Exercise: Write the records out exactly, so that no picture remains in the copy.
Segment Start: Input data
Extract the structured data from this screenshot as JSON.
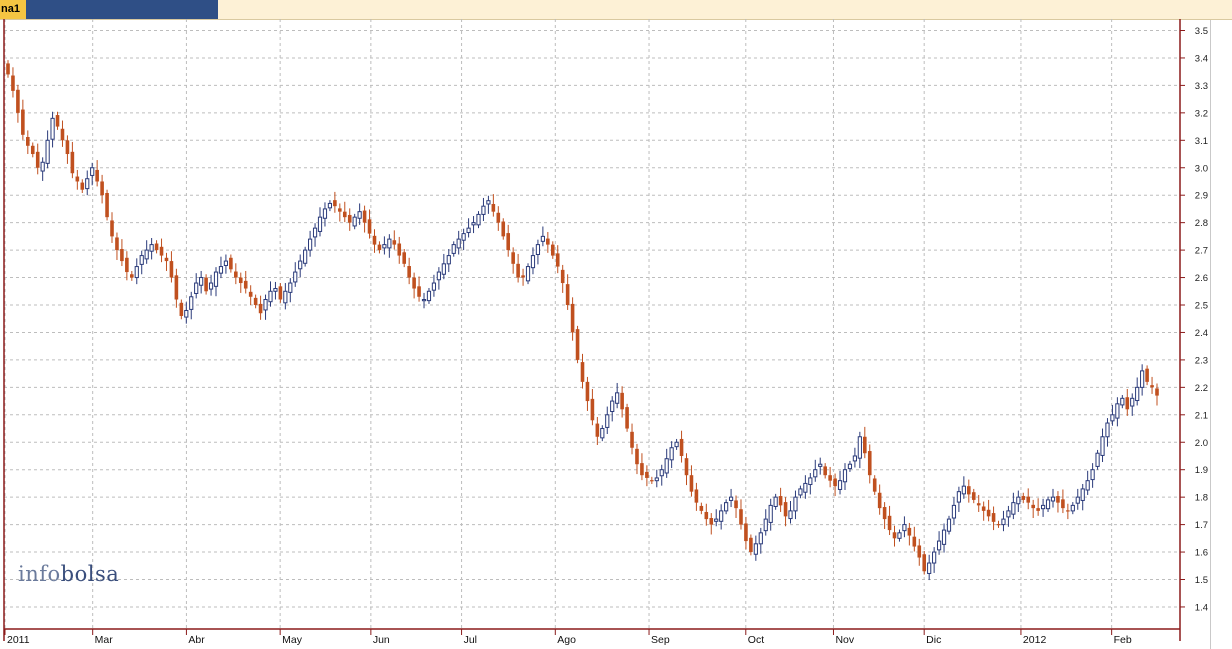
{
  "window": {
    "tab_label": "na1"
  },
  "watermark": {
    "part1": "info",
    "part2": "bolsa"
  },
  "colors": {
    "up": "#2a3a7a",
    "down": "#c0501f",
    "axis": "#8b1a1a",
    "grid": "#bdbdbd"
  },
  "chart_data": {
    "type": "candlestick",
    "title": "",
    "xlabel": "",
    "ylabel": "",
    "ylim": [
      1.35,
      3.55
    ],
    "y_ticks": [
      1.4,
      1.5,
      1.6,
      1.7,
      1.8,
      1.9,
      2.0,
      2.1,
      2.2,
      2.3,
      2.4,
      2.5,
      2.6,
      2.7,
      2.8,
      2.9,
      3.0,
      3.1,
      3.2,
      3.3,
      3.4,
      3.5
    ],
    "x_ticks": [
      "2011",
      "Mar",
      "Abr",
      "May",
      "Jun",
      "Jul",
      "Ago",
      "Sep",
      "Oct",
      "Nov",
      "Dic",
      "2012",
      "Feb"
    ],
    "x_tick_dates": [
      "2011-01-31",
      "2011-03-01",
      "2011-04-01",
      "2011-05-02",
      "2011-06-01",
      "2011-07-01",
      "2011-08-01",
      "2011-09-01",
      "2011-10-03",
      "2011-11-01",
      "2011-12-01",
      "2012-01-02",
      "2012-02-01"
    ],
    "date_range": [
      "2011-01-31",
      "2012-02-16"
    ],
    "grid": true,
    "closes": [
      3.34,
      3.28,
      3.2,
      3.12,
      3.08,
      3.05,
      3.0,
      3.02,
      3.1,
      3.18,
      3.15,
      3.1,
      3.05,
      2.98,
      2.95,
      2.92,
      2.96,
      3.0,
      2.95,
      2.9,
      2.82,
      2.75,
      2.7,
      2.66,
      2.62,
      2.6,
      2.64,
      2.68,
      2.7,
      2.72,
      2.7,
      2.68,
      2.66,
      2.6,
      2.52,
      2.46,
      2.48,
      2.53,
      2.58,
      2.6,
      2.55,
      2.58,
      2.62,
      2.64,
      2.66,
      2.63,
      2.6,
      2.58,
      2.56,
      2.53,
      2.5,
      2.47,
      2.52,
      2.55,
      2.56,
      2.52,
      2.55,
      2.58,
      2.62,
      2.66,
      2.7,
      2.74,
      2.78,
      2.82,
      2.85,
      2.87,
      2.86,
      2.84,
      2.82,
      2.8,
      2.82,
      2.84,
      2.8,
      2.76,
      2.72,
      2.7,
      2.72,
      2.74,
      2.72,
      2.68,
      2.65,
      2.6,
      2.56,
      2.53,
      2.52,
      2.55,
      2.58,
      2.62,
      2.65,
      2.68,
      2.72,
      2.74,
      2.76,
      2.78,
      2.8,
      2.83,
      2.86,
      2.88,
      2.84,
      2.8,
      2.75,
      2.7,
      2.65,
      2.6,
      2.6,
      2.64,
      2.68,
      2.72,
      2.75,
      2.72,
      2.68,
      2.64,
      2.58,
      2.5,
      2.4,
      2.3,
      2.22,
      2.15,
      2.08,
      2.02,
      2.05,
      2.1,
      2.15,
      2.18,
      2.12,
      2.05,
      1.98,
      1.92,
      1.88,
      1.87,
      1.86,
      1.87,
      1.9,
      1.94,
      1.98,
      2.0,
      1.95,
      1.88,
      1.82,
      1.78,
      1.75,
      1.72,
      1.7,
      1.72,
      1.75,
      1.78,
      1.8,
      1.76,
      1.7,
      1.64,
      1.6,
      1.63,
      1.67,
      1.72,
      1.77,
      1.8,
      1.77,
      1.73,
      1.75,
      1.8,
      1.83,
      1.85,
      1.87,
      1.9,
      1.92,
      1.88,
      1.86,
      1.84,
      1.86,
      1.9,
      1.92,
      1.95,
      2.02,
      1.96,
      1.88,
      1.82,
      1.76,
      1.72,
      1.68,
      1.65,
      1.67,
      1.7,
      1.66,
      1.62,
      1.58,
      1.53,
      1.56,
      1.6,
      1.64,
      1.68,
      1.72,
      1.77,
      1.82,
      1.84,
      1.81,
      1.79,
      1.77,
      1.75,
      1.73,
      1.71,
      1.7,
      1.72,
      1.75,
      1.78,
      1.8,
      1.79,
      1.78,
      1.76,
      1.75,
      1.77,
      1.79,
      1.8,
      1.78,
      1.76,
      1.75,
      1.77,
      1.8,
      1.83,
      1.86,
      1.9,
      1.96,
      2.02,
      2.07,
      2.1,
      2.14,
      2.16,
      2.12,
      2.16,
      2.2,
      2.26,
      2.22,
      2.2,
      2.17
    ]
  }
}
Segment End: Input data
Output of the task:
Extract the structured data from this screenshot as JSON.
{
  "window": {
    "tab_label": "na1"
  },
  "watermark": {
    "part1": "info",
    "part2": "bolsa"
  },
  "colors": {
    "up": "#2a3a7a",
    "down": "#c0501f",
    "axis": "#8b1a1a",
    "grid": "#bdbdbd"
  },
  "chart_data": {
    "type": "candlestick",
    "title": "",
    "xlabel": "",
    "ylabel": "",
    "ylim": [
      1.35,
      3.55
    ],
    "y_ticks": [
      1.4,
      1.5,
      1.6,
      1.7,
      1.8,
      1.9,
      2.0,
      2.1,
      2.2,
      2.3,
      2.4,
      2.5,
      2.6,
      2.7,
      2.8,
      2.9,
      3.0,
      3.1,
      3.2,
      3.3,
      3.4,
      3.5
    ],
    "x_ticks": [
      "2011",
      "Mar",
      "Abr",
      "May",
      "Jun",
      "Jul",
      "Ago",
      "Sep",
      "Oct",
      "Nov",
      "Dic",
      "2012",
      "Feb"
    ],
    "x_tick_dates": [
      "2011-01-31",
      "2011-03-01",
      "2011-04-01",
      "2011-05-02",
      "2011-06-01",
      "2011-07-01",
      "2011-08-01",
      "2011-09-01",
      "2011-10-03",
      "2011-11-01",
      "2011-12-01",
      "2012-01-02",
      "2012-02-01"
    ],
    "date_range": [
      "2011-01-31",
      "2012-02-16"
    ],
    "grid": true,
    "closes": [
      3.34,
      3.28,
      3.2,
      3.12,
      3.08,
      3.05,
      3.0,
      3.02,
      3.1,
      3.18,
      3.15,
      3.1,
      3.05,
      2.98,
      2.95,
      2.92,
      2.96,
      3.0,
      2.95,
      2.9,
      2.82,
      2.75,
      2.7,
      2.66,
      2.62,
      2.6,
      2.64,
      2.68,
      2.7,
      2.72,
      2.7,
      2.68,
      2.66,
      2.6,
      2.52,
      2.46,
      2.48,
      2.53,
      2.58,
      2.6,
      2.55,
      2.58,
      2.62,
      2.64,
      2.66,
      2.63,
      2.6,
      2.58,
      2.56,
      2.53,
      2.5,
      2.47,
      2.52,
      2.55,
      2.56,
      2.52,
      2.55,
      2.58,
      2.62,
      2.66,
      2.7,
      2.74,
      2.78,
      2.82,
      2.85,
      2.87,
      2.86,
      2.84,
      2.82,
      2.8,
      2.82,
      2.84,
      2.8,
      2.76,
      2.72,
      2.7,
      2.72,
      2.74,
      2.72,
      2.68,
      2.65,
      2.6,
      2.56,
      2.53,
      2.52,
      2.55,
      2.58,
      2.62,
      2.65,
      2.68,
      2.72,
      2.74,
      2.76,
      2.78,
      2.8,
      2.83,
      2.86,
      2.88,
      2.84,
      2.8,
      2.75,
      2.7,
      2.65,
      2.6,
      2.6,
      2.64,
      2.68,
      2.72,
      2.75,
      2.72,
      2.68,
      2.64,
      2.58,
      2.5,
      2.4,
      2.3,
      2.22,
      2.15,
      2.08,
      2.02,
      2.05,
      2.1,
      2.15,
      2.18,
      2.12,
      2.05,
      1.98,
      1.92,
      1.88,
      1.87,
      1.86,
      1.87,
      1.9,
      1.94,
      1.98,
      2.0,
      1.95,
      1.88,
      1.82,
      1.78,
      1.75,
      1.72,
      1.7,
      1.72,
      1.75,
      1.78,
      1.8,
      1.76,
      1.7,
      1.64,
      1.6,
      1.63,
      1.67,
      1.72,
      1.77,
      1.8,
      1.77,
      1.73,
      1.75,
      1.8,
      1.83,
      1.85,
      1.87,
      1.9,
      1.92,
      1.88,
      1.86,
      1.84,
      1.86,
      1.9,
      1.92,
      1.95,
      2.02,
      1.96,
      1.88,
      1.82,
      1.76,
      1.72,
      1.68,
      1.65,
      1.67,
      1.7,
      1.66,
      1.62,
      1.58,
      1.53,
      1.56,
      1.6,
      1.64,
      1.68,
      1.72,
      1.77,
      1.82,
      1.84,
      1.81,
      1.79,
      1.77,
      1.75,
      1.73,
      1.71,
      1.7,
      1.72,
      1.75,
      1.78,
      1.8,
      1.79,
      1.78,
      1.76,
      1.75,
      1.77,
      1.79,
      1.8,
      1.78,
      1.76,
      1.75,
      1.77,
      1.8,
      1.83,
      1.86,
      1.9,
      1.96,
      2.02,
      2.07,
      2.1,
      2.14,
      2.16,
      2.12,
      2.16,
      2.2,
      2.26,
      2.22,
      2.2,
      2.17
    ]
  }
}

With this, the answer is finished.